Social Workers in Scotland will be familiar with their Regulator’s statutory duty to protect the public and uphold public confidence in the profession. To do so, the Scottish Social Services Council (SSSC) investigates concerns about workers, often holding a hearing at which it considers whether the worker’s fitness to practise is impaired and, if so, imposes sanctions on their registration (if required).
Statistics show that at least 1 in 4 people in the UK experience ill mental health (such as anxiety, depression, addiction and PTSD) each year. The COVID-19 pandemic has brought many challenges to our daily lives and it was expected that the need for mental health support would increase during the pandemic.
We’ve previously commented on Wayne Gardner Young v Royal and Sun Alliance Insurance plc  CSIH 25, a case where Insurers successfully defended the avoidance of a property policy due to the policyholder’s undisclosed involvement with a series of insolvent companies. A recent judgment comes to the opposite conclusion on broadly similar facts. Whilst the distinction between the two is clear, their juxtaposition provides a helpful reminder of the fine line between an all or nothing outcome.
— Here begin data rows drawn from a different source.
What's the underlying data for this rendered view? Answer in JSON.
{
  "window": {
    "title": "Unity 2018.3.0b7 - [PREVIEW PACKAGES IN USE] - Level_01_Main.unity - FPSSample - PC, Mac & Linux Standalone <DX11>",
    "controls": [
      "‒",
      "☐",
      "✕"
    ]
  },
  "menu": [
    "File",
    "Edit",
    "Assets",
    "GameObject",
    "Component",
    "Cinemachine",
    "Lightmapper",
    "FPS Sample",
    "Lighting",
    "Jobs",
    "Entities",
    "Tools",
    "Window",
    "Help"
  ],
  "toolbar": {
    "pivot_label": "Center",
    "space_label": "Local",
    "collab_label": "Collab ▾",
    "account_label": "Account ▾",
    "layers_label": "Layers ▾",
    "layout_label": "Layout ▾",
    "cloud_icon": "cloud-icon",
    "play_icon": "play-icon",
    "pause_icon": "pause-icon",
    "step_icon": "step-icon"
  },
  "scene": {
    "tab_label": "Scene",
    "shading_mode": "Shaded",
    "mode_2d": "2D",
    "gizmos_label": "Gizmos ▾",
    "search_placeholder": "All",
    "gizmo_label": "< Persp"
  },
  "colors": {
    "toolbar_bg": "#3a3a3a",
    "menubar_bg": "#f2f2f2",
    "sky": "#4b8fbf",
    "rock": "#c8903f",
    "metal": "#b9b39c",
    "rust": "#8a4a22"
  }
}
Recent years have seen a rapid increase in non-surgical cosmetic treatments administered throughout the UK. Surprisingly, unlike cosmetic surgery, aesthetic treatments such as Botox or Dermal Fillers have been largely left for the industry to self-regulate. Non-surgical cosmetic treatments require penetration of the skin and alter the appearance of the person injected; yet there is currently no UK regulatory framework or restrictions on who can administer the injections and no requirement for the cosmetic practitioner to be covered by the appropriate level of insurance, or any at all.
The Court of Appeal have recently considered the doctrine of vicarious liability in the case of Blackpool Football Club v DSN. The claimant, who was then aged 13, had been subjected to a sexual assault by a former football scout, Frank Roper, on a football trip to New Zealand organised by Roper. The claimant sought to find Blackpool Football Club, for which Roper had performed “scouting” activities introducing young players to the Club, liable for his assaults. Mr Roper died several years prior to the proceedings.